New production design is a slightly redesigned board with the LED power pin (acive LOW) exposed on the board edge. The LED power pin is synced with the frame rate to allow control of a MOSFET gate so that one or more IR led(s) can illuminate the scene for nighttime or obscured daytime velocity estimation. This requires a separate IR led circuit as described in the full data sheet, available with a signed NDA from PixArt. Please contact PixArt for more details.
For flying robots (AKA quadcopters) an outstanding problem is lateral drift when hovering at a fixed point. Vertical stability can be achieved using the barometer for altitude hold or even the VL53L0 time-of flight distance sensor (from 0 - 2 meters) as bitcraze uses in their flow deck. But lateral position hold is quite difficult without using optical methods. So far, cameras and the computations to do optical flow have been prohibitive for small (~35 g) UAVs meant for precision flying indoors. Cameras are expensive and heavy, and the optical flow computations require a lot of MCU horsepower. The PMW3901 solves a lot of these problems. The sensor + lens components aren't very expensive, the entire sensor + pcb is very small and light ( ~1 g), and all of the optical flow calculations are done on the sensor itself. It's a great solution for any kind of robot--flying or rolling--that can benefit from lateral velocity measurements and lateral distance estimation.
There is a simple Arduino API that makes the sensor very easy to use with almost any MCU that has an SPI port. Here is a more or less complete sketch designed to run on the Dragonfly or Butterfly development boards.
This is a small, breadboard friendly breakout board that can also be integrated directly into your project. It provides a simple and convenient way to accurately measure lateral velocity and estimate lateral distance traveled. If the data is folded into a flight control loop, it can be used for position hold in a flying robot.
Order some pcbs from OSH Park and assemble your own or buy the fully assembled and tested board from me and see how easy it is to measure lateral velocity and displacement in your application using optical flow!
|Shipping Rate||First item||Additional items|
United States Postal Service: Standard Ground Rate with tracking
United States Postal Service: Priority Mail with tracking
Priority mail for faster delivery only available withing the US.
We recognize our top users by making them a Tindarian.
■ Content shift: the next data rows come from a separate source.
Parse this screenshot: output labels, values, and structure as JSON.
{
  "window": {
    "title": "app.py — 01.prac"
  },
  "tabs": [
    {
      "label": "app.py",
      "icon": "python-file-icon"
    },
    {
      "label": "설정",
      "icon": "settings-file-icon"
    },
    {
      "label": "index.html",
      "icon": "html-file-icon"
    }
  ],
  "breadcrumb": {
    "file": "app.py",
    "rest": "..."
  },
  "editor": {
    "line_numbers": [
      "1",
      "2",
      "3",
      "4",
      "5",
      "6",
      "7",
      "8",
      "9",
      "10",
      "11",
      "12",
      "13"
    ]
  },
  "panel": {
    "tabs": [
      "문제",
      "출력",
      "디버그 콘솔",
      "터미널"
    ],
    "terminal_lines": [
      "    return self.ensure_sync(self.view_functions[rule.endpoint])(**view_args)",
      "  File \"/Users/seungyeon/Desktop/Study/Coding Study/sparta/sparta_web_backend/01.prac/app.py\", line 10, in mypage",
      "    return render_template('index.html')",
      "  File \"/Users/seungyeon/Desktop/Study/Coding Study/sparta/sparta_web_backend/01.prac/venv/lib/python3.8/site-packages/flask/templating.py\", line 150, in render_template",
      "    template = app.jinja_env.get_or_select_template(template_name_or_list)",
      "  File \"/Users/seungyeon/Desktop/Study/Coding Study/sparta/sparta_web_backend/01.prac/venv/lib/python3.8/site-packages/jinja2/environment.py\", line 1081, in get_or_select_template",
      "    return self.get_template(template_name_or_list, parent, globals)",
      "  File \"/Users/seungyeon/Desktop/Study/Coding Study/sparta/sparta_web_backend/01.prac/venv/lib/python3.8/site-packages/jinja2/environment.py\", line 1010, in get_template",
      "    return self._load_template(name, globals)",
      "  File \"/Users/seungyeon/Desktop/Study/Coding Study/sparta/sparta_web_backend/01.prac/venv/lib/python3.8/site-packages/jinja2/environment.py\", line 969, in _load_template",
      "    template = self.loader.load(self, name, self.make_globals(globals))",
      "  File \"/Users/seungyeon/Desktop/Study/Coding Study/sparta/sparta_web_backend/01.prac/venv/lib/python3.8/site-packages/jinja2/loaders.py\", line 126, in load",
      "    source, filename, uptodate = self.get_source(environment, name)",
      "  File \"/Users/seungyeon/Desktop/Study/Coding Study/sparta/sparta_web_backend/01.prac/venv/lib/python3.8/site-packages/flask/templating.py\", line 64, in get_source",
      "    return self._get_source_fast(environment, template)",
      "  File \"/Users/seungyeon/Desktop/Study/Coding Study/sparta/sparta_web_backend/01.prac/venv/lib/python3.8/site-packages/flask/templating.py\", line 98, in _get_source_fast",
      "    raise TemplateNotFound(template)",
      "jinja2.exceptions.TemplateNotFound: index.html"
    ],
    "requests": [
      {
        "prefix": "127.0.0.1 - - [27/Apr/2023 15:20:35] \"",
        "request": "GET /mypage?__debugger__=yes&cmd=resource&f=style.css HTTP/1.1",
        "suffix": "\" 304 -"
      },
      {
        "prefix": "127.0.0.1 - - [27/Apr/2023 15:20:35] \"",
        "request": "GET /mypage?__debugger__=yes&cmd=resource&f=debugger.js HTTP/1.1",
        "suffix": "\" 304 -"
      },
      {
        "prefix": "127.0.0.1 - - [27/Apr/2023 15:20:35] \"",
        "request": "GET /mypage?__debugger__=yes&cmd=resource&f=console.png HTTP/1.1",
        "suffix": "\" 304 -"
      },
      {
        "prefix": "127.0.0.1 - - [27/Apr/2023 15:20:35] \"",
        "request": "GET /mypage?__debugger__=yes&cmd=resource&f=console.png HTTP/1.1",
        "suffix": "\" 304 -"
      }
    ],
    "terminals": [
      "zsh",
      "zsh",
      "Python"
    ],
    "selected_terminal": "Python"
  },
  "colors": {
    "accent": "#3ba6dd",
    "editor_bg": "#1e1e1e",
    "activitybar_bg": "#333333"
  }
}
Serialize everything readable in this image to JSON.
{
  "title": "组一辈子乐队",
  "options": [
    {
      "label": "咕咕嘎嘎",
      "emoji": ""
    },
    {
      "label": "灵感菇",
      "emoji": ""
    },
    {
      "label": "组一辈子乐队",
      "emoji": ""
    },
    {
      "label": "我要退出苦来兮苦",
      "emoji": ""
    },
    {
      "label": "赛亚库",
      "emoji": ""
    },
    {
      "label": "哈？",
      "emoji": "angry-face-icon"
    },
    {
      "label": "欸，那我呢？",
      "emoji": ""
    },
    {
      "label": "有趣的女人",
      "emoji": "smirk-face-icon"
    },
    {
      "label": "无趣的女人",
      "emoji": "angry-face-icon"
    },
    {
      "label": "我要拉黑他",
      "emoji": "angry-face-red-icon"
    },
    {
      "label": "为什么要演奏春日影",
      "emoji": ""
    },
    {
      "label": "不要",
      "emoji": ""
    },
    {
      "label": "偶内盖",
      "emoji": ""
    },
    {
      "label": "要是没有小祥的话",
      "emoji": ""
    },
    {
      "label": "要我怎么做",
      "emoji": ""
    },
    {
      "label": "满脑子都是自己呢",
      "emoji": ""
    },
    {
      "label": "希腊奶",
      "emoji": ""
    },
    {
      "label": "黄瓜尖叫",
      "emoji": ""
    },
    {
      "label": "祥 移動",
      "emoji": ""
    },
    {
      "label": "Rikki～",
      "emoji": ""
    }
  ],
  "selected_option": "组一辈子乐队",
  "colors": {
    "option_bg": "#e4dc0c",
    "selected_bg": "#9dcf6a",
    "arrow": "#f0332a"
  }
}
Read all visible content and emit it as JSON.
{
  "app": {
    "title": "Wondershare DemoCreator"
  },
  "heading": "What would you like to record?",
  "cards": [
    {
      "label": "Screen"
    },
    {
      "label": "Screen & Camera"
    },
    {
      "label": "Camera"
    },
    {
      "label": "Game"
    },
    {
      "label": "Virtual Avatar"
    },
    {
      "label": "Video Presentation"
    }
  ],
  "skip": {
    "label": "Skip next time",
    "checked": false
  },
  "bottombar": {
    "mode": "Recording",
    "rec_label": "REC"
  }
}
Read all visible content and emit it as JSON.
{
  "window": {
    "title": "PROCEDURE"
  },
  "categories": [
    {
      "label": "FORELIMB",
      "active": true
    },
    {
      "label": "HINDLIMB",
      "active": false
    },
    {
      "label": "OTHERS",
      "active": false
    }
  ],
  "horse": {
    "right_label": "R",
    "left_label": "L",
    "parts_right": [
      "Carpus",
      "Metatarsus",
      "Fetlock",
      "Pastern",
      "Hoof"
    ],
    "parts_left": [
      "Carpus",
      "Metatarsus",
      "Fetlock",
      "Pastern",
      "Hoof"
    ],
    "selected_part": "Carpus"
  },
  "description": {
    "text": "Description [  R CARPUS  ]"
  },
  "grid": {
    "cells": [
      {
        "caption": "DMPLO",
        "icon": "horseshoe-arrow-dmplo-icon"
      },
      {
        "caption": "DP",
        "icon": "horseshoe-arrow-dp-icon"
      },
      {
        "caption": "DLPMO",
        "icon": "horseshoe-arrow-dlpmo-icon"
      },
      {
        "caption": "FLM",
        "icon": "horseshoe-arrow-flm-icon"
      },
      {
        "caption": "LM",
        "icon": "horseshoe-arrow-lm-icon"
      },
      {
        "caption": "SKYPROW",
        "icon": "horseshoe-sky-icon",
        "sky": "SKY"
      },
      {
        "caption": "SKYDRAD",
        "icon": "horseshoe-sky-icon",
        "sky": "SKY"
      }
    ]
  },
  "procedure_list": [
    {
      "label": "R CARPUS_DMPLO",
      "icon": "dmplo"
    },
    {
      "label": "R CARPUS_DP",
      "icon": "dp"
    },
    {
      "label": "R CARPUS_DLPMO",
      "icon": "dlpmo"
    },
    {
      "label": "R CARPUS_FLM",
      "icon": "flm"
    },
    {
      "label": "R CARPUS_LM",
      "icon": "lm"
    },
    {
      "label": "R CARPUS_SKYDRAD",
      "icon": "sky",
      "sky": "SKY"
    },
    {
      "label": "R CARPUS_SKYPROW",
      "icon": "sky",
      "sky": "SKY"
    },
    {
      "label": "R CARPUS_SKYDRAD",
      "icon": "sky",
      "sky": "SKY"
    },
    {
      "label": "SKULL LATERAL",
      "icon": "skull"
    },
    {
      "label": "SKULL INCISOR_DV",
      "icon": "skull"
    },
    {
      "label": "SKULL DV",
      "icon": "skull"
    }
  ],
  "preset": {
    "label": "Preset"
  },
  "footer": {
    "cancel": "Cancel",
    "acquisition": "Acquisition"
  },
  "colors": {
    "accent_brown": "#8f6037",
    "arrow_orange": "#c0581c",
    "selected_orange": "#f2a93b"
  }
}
Tindarians have access to secret & unreleased features.
We look for the most active & best members of the Tindie community, and invite them to join. There isn't a selection process or form to fill out. The only way to become a Tindarian is by being a nice & active member of the Tindie community!
One-man maker shop with a focus on appallingly small, value-added products. Specialties include motion sensing and motion control applications.
If you don't see what you want, let me know what it is at firstname.lastname@example.org , I might be able to help!
See here for my story: https://www.maker.io/en/interviews/2016/interview-with-kris-winer---pesky-products